So aside from absolutely demolishing the competition when it comes to speed, the G-Drive Mobile Pro SSD additionally looks and feels great. In my review of the original standard model, I commented that the design was "sexy as hell" and I stand by those words here in the Pro iteration. Though larger by at least double, the Pro SSD shares as close a resemblance to the original standard model as possible while still being much wider, thicker and a fair bit taller. The result is two clearly different products that share a very nice design aesthetic.

I mentioned the Pro SSD is larger, and it is. Though SSDs themselves don't vary a lot in size, so why is this one bigger? The answer lies in Thunderbolt.

G-Drive Mobile Pro SSD (left) along side the G-Drive Mobile SSD R-Series (right).

Because the Pro SSD has significantly higher performance than the original, it generates more heat. To address this, G-Technology installed a larger aluminum core to support and dissipate the heat and allowing them to sustain the Pro SSD's performance. Thanks to the larger core, they can keep the performance of the drive consistent through its use without throttling it.

While the Pro SSD is much bigger, it's by no means ungainly or "large." It will still easily fit into bag pockets or pouches and will minimally expand a travel kit.

There is a note I want to make regarding the Pro SSD's switch over to Thunderbolt, and that's its compatibility with USB. If you didn't notice, I didn't test the Pro SSD using USB-A to USB-C, a common speed test I run with our other storage media reviews.
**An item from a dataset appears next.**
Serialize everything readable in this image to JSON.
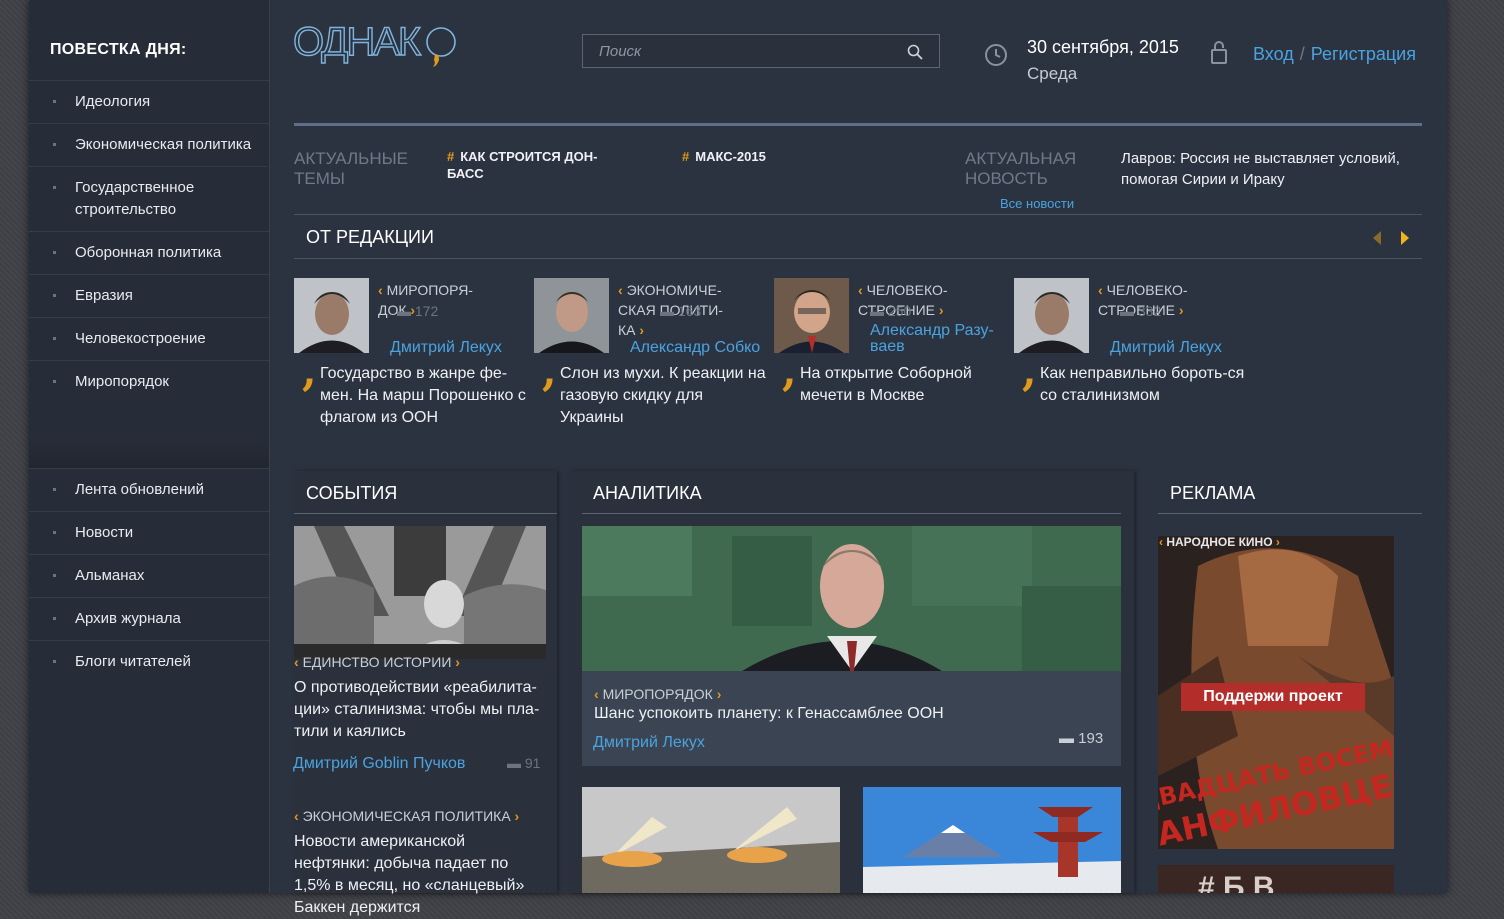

The reason I did not do it in this case is because USB-A to USB-C cables don't work with this drive. I was unable to confirm why prior to publication (but will update if I hear otherwise), but I am guessing this is due to the necessary power it takes to run the Pro SSD. Though USB-C to USB-C works, USB-C can also transfer a fair bit more power to the devices it's connected to. So because this drive doesn't seem to work with older USB-A connections, that means it's a bit less versatile than other storage media on the market.

If there is one other small thing I could complain about with regard to this SSD, it's that we can't take full advantage of Thunderbolt's capabilities because there is only one Thunderbolt port on the device. Thunderbolt, in addition to a much bigger bandwidth pipe, also allows for Daisy Chain, or connecting a set of Thunderbolt devices together and piping them into one computer port. It's a very efficient method of connecting a host of products together without taking up more than one port on your computer, and having a second Thunderbolt 3 port on the Pro SSD would allow it to fit into a Thunderbolt 3 ecosystem more effectively.


  • Insanely fast transfer rates, the fastest we have ever tested
  • Ruggedized exterior makes it durable and shock resistant
  • Works with both Thunderbolt and USB-C
  • Totally silent operation
  • Still relatively small and compact


  • Pricey at $229 for 500GB and $629 for 1 TB
  • Does not work with USB-A to USB-C cables

In the above cons list, you probably noticed those price points. Yeah, brand new the G-Drive Mobile Pro SSD is $229 for 500 GB and $629 for 1 TB, which is pretty expensive if you're judging it based just on capacity. But the Pro SSD isn't really a capacity-centric device: you're paying for raw speed. If you need this kind of horsepower, it's going to cost you and honestly the $629 isn't that much for a working professional. This device will make video editors' lives a lot better, and that right there is going to be worth it to them. And to me, yes. This is worth it. It's an absolute hot rod of a storage device, and that kind of performance is something my business demands.